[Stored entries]
^^^^^^^^^^^^^^^^

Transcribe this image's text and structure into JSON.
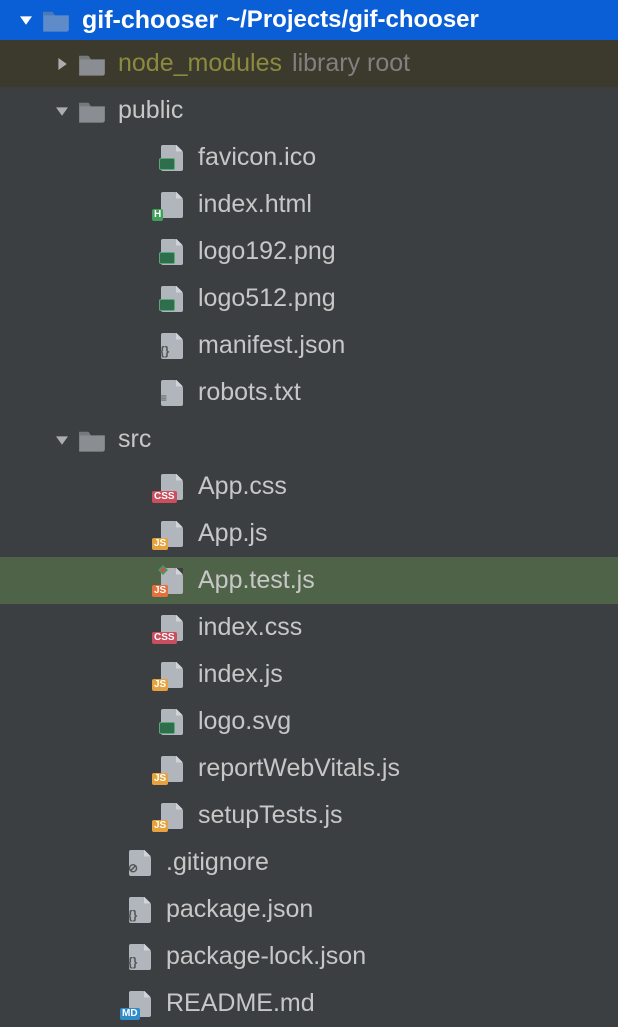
{
  "root": {
    "name": "gif-chooser",
    "path": "~/Projects/gif-chooser",
    "expanded": true
  },
  "tree": [
    {
      "indent": 1,
      "type": "folder",
      "name": "node_modules",
      "expanded": false,
      "excluded": true,
      "suffix": "library root",
      "highlight": "library"
    },
    {
      "indent": 1,
      "type": "folder",
      "name": "public",
      "expanded": true
    },
    {
      "indent": 3,
      "type": "file",
      "name": "favicon.ico",
      "fileKind": "image"
    },
    {
      "indent": 3,
      "type": "file",
      "name": "index.html",
      "fileKind": "html"
    },
    {
      "indent": 3,
      "type": "file",
      "name": "logo192.png",
      "fileKind": "image"
    },
    {
      "indent": 3,
      "type": "file",
      "name": "logo512.png",
      "fileKind": "image"
    },
    {
      "indent": 3,
      "type": "file",
      "name": "manifest.json",
      "fileKind": "json"
    },
    {
      "indent": 3,
      "type": "file",
      "name": "robots.txt",
      "fileKind": "txt"
    },
    {
      "indent": 1,
      "type": "folder",
      "name": "src",
      "expanded": true
    },
    {
      "indent": 3,
      "type": "file",
      "name": "App.css",
      "fileKind": "css"
    },
    {
      "indent": 3,
      "type": "file",
      "name": "App.js",
      "fileKind": "js"
    },
    {
      "indent": 3,
      "type": "file",
      "name": "App.test.js",
      "fileKind": "jstest",
      "selected": true
    },
    {
      "indent": 3,
      "type": "file",
      "name": "index.css",
      "fileKind": "css"
    },
    {
      "indent": 3,
      "type": "file",
      "name": "index.js",
      "fileKind": "js"
    },
    {
      "indent": 3,
      "type": "file",
      "name": "logo.svg",
      "fileKind": "image"
    },
    {
      "indent": 3,
      "type": "file",
      "name": "reportWebVitals.js",
      "fileKind": "js"
    },
    {
      "indent": 3,
      "type": "file",
      "name": "setupTests.js",
      "fileKind": "js"
    },
    {
      "indent": 2,
      "type": "file",
      "name": ".gitignore",
      "fileKind": "ignore"
    },
    {
      "indent": 2,
      "type": "file",
      "name": "package.json",
      "fileKind": "json"
    },
    {
      "indent": 2,
      "type": "file",
      "name": "package-lock.json",
      "fileKind": "json"
    },
    {
      "indent": 2,
      "type": "file",
      "name": "README.md",
      "fileKind": "md"
    }
  ]
}
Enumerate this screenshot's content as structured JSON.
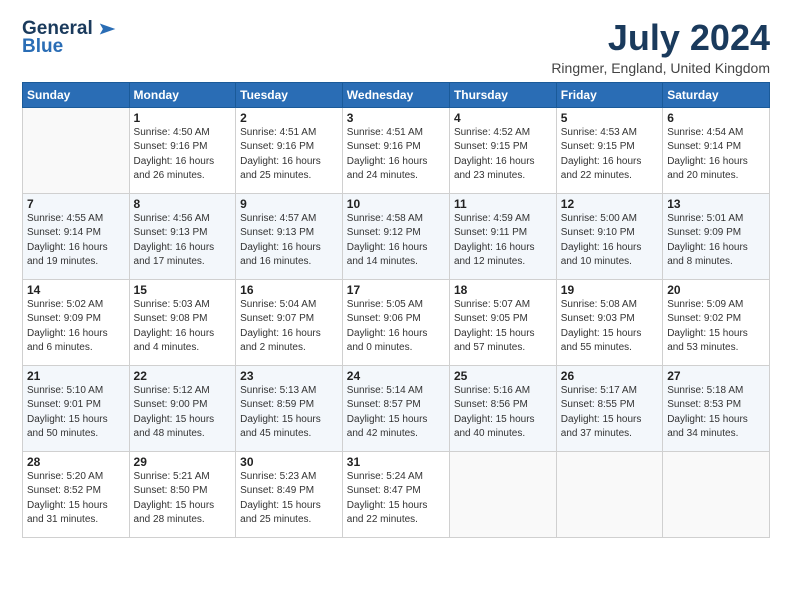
{
  "header": {
    "logo_line1": "General",
    "logo_line2": "Blue",
    "month_year": "July 2024",
    "location": "Ringmer, England, United Kingdom"
  },
  "weekdays": [
    "Sunday",
    "Monday",
    "Tuesday",
    "Wednesday",
    "Thursday",
    "Friday",
    "Saturday"
  ],
  "weeks": [
    [
      {
        "day": "",
        "info": ""
      },
      {
        "day": "1",
        "info": "Sunrise: 4:50 AM\nSunset: 9:16 PM\nDaylight: 16 hours\nand 26 minutes."
      },
      {
        "day": "2",
        "info": "Sunrise: 4:51 AM\nSunset: 9:16 PM\nDaylight: 16 hours\nand 25 minutes."
      },
      {
        "day": "3",
        "info": "Sunrise: 4:51 AM\nSunset: 9:16 PM\nDaylight: 16 hours\nand 24 minutes."
      },
      {
        "day": "4",
        "info": "Sunrise: 4:52 AM\nSunset: 9:15 PM\nDaylight: 16 hours\nand 23 minutes."
      },
      {
        "day": "5",
        "info": "Sunrise: 4:53 AM\nSunset: 9:15 PM\nDaylight: 16 hours\nand 22 minutes."
      },
      {
        "day": "6",
        "info": "Sunrise: 4:54 AM\nSunset: 9:14 PM\nDaylight: 16 hours\nand 20 minutes."
      }
    ],
    [
      {
        "day": "7",
        "info": "Sunrise: 4:55 AM\nSunset: 9:14 PM\nDaylight: 16 hours\nand 19 minutes."
      },
      {
        "day": "8",
        "info": "Sunrise: 4:56 AM\nSunset: 9:13 PM\nDaylight: 16 hours\nand 17 minutes."
      },
      {
        "day": "9",
        "info": "Sunrise: 4:57 AM\nSunset: 9:13 PM\nDaylight: 16 hours\nand 16 minutes."
      },
      {
        "day": "10",
        "info": "Sunrise: 4:58 AM\nSunset: 9:12 PM\nDaylight: 16 hours\nand 14 minutes."
      },
      {
        "day": "11",
        "info": "Sunrise: 4:59 AM\nSunset: 9:11 PM\nDaylight: 16 hours\nand 12 minutes."
      },
      {
        "day": "12",
        "info": "Sunrise: 5:00 AM\nSunset: 9:10 PM\nDaylight: 16 hours\nand 10 minutes."
      },
      {
        "day": "13",
        "info": "Sunrise: 5:01 AM\nSunset: 9:09 PM\nDaylight: 16 hours\nand 8 minutes."
      }
    ],
    [
      {
        "day": "14",
        "info": "Sunrise: 5:02 AM\nSunset: 9:09 PM\nDaylight: 16 hours\nand 6 minutes."
      },
      {
        "day": "15",
        "info": "Sunrise: 5:03 AM\nSunset: 9:08 PM\nDaylight: 16 hours\nand 4 minutes."
      },
      {
        "day": "16",
        "info": "Sunrise: 5:04 AM\nSunset: 9:07 PM\nDaylight: 16 hours\nand 2 minutes."
      },
      {
        "day": "17",
        "info": "Sunrise: 5:05 AM\nSunset: 9:06 PM\nDaylight: 16 hours\nand 0 minutes."
      },
      {
        "day": "18",
        "info": "Sunrise: 5:07 AM\nSunset: 9:05 PM\nDaylight: 15 hours\nand 57 minutes."
      },
      {
        "day": "19",
        "info": "Sunrise: 5:08 AM\nSunset: 9:03 PM\nDaylight: 15 hours\nand 55 minutes."
      },
      {
        "day": "20",
        "info": "Sunrise: 5:09 AM\nSunset: 9:02 PM\nDaylight: 15 hours\nand 53 minutes."
      }
    ],
    [
      {
        "day": "21",
        "info": "Sunrise: 5:10 AM\nSunset: 9:01 PM\nDaylight: 15 hours\nand 50 minutes."
      },
      {
        "day": "22",
        "info": "Sunrise: 5:12 AM\nSunset: 9:00 PM\nDaylight: 15 hours\nand 48 minutes."
      },
      {
        "day": "23",
        "info": "Sunrise: 5:13 AM\nSunset: 8:59 PM\nDaylight: 15 hours\nand 45 minutes."
      },
      {
        "day": "24",
        "info": "Sunrise: 5:14 AM\nSunset: 8:57 PM\nDaylight: 15 hours\nand 42 minutes."
      },
      {
        "day": "25",
        "info": "Sunrise: 5:16 AM\nSunset: 8:56 PM\nDaylight: 15 hours\nand 40 minutes."
      },
      {
        "day": "26",
        "info": "Sunrise: 5:17 AM\nSunset: 8:55 PM\nDaylight: 15 hours\nand 37 minutes."
      },
      {
        "day": "27",
        "info": "Sunrise: 5:18 AM\nSunset: 8:53 PM\nDaylight: 15 hours\nand 34 minutes."
      }
    ],
    [
      {
        "day": "28",
        "info": "Sunrise: 5:20 AM\nSunset: 8:52 PM\nDaylight: 15 hours\nand 31 minutes."
      },
      {
        "day": "29",
        "info": "Sunrise: 5:21 AM\nSunset: 8:50 PM\nDaylight: 15 hours\nand 28 minutes."
      },
      {
        "day": "30",
        "info": "Sunrise: 5:23 AM\nSunset: 8:49 PM\nDaylight: 15 hours\nand 25 minutes."
      },
      {
        "day": "31",
        "info": "Sunrise: 5:24 AM\nSunset: 8:47 PM\nDaylight: 15 hours\nand 22 minutes."
      },
      {
        "day": "",
        "info": ""
      },
      {
        "day": "",
        "info": ""
      },
      {
        "day": "",
        "info": ""
      }
    ]
  ]
}
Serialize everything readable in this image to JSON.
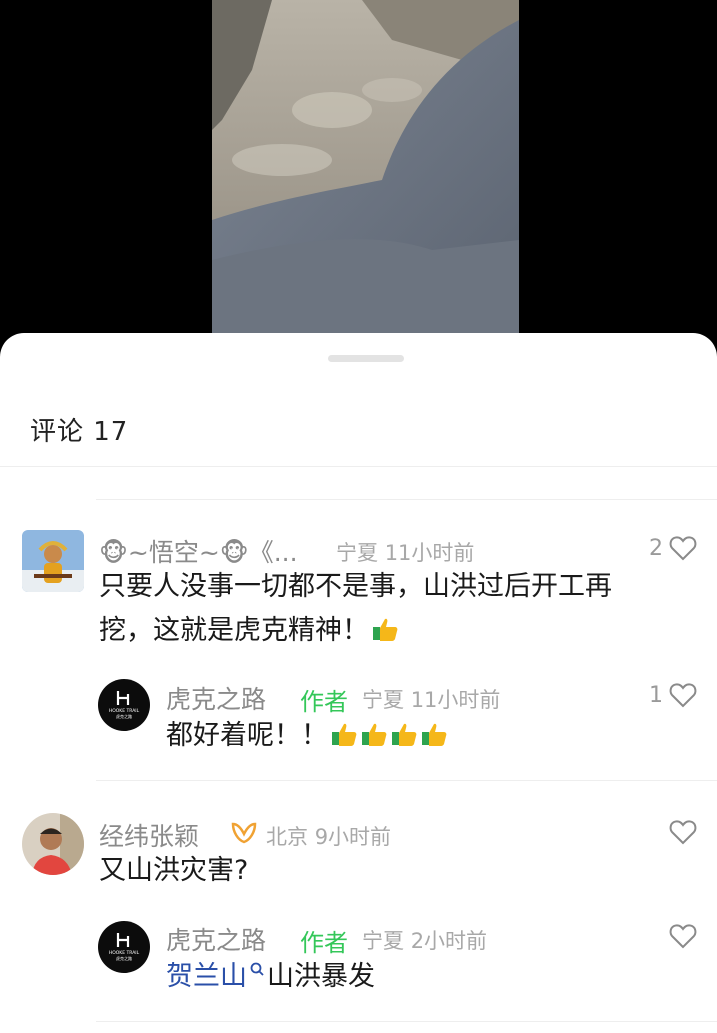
{
  "comments_header": {
    "label": "评论 17"
  },
  "comments": [
    {
      "name": "🐵~悟空~🐵《...",
      "location": "宁夏",
      "time": "11小时前",
      "likes": "2",
      "text_line1": "只要人没事一切都不是事，山洪过后开工再",
      "text_line2": "挖，这就是虎克精神！",
      "reply": {
        "name": "虎克之路",
        "author_tag": "作者",
        "location": "宁夏",
        "time": "11小时前",
        "likes": "1",
        "text": "都好着呢！！"
      }
    },
    {
      "name": "经纬张颖",
      "location": "北京",
      "time": "9小时前",
      "likes": "",
      "text": "又山洪灾害?",
      "reply": {
        "name": "虎克之路",
        "author_tag": "作者",
        "location": "宁夏",
        "time": "2小时前",
        "likes": "",
        "text_link": "贺兰山",
        "text_rest": "山洪暴发"
      }
    }
  ],
  "avatar_logo_text": {
    "top": "HOOKE TRAIL",
    "bottom": "虎克之路"
  },
  "colors": {
    "author_tag": "#34c759",
    "link": "#2a4fa8",
    "thumb": "#f5b719",
    "thumb_cuff": "#2ea44f"
  },
  "icons": [
    "heart-outline-icon",
    "thumbs-up-emoji",
    "search-mini-icon",
    "monkey-emoji",
    "badge-icon"
  ]
}
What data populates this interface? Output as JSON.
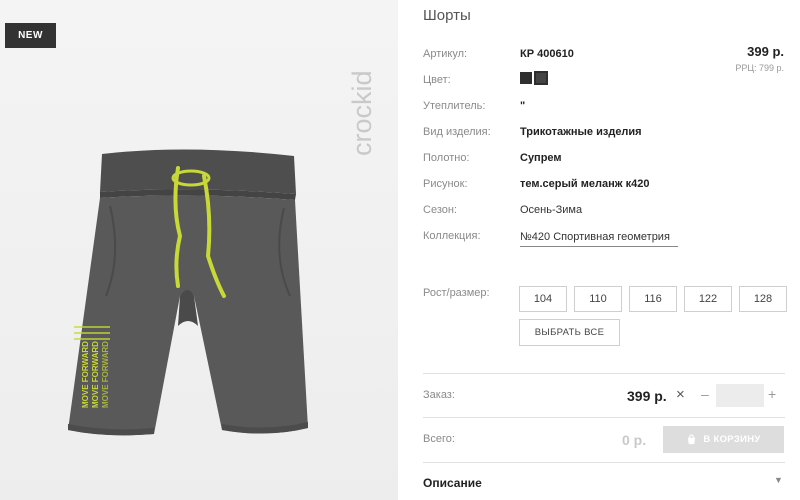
{
  "product": {
    "title": "Шорты",
    "badge": "NEW",
    "brand": "crockid"
  },
  "price": {
    "main": "399 р.",
    "rrp": "РРЦ: 799 р."
  },
  "specs": {
    "article_label": "Артикул:",
    "article_value": "КР 400610",
    "color_label": "Цвет:",
    "insulation_label": "Утеплитель:",
    "insulation_value": "\"",
    "type_label": "Вид изделия:",
    "type_value": "Трикотажные изделия",
    "fabric_label": "Полотно:",
    "fabric_value": "Супрем",
    "pattern_label": "Рисунок:",
    "pattern_value": "тем.серый меланж к420",
    "season_label": "Сезон:",
    "season_value": "Осень-Зима",
    "collection_label": "Коллекция:",
    "collection_value": "№420 Спортивная геометрия"
  },
  "sizes": {
    "label": "Рост/размер:",
    "options": [
      "104",
      "110",
      "116",
      "122",
      "128"
    ],
    "select_all": "ВЫБРАТЬ ВСЕ"
  },
  "order": {
    "label": "Заказ:",
    "price": "399 р.",
    "times": "×",
    "minus": "–",
    "plus": "+",
    "quantity": ""
  },
  "total": {
    "label": "Всего:",
    "value": "0 р.",
    "cart_button": "В КОРЗИНУ"
  },
  "description": {
    "label": "Описание"
  },
  "colors": {
    "swatch": "#2f2f2f",
    "accent_lime": "#c8d836",
    "fabric": "#5a5a5a"
  }
}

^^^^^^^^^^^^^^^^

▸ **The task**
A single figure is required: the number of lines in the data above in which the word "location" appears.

▸ **Result**
5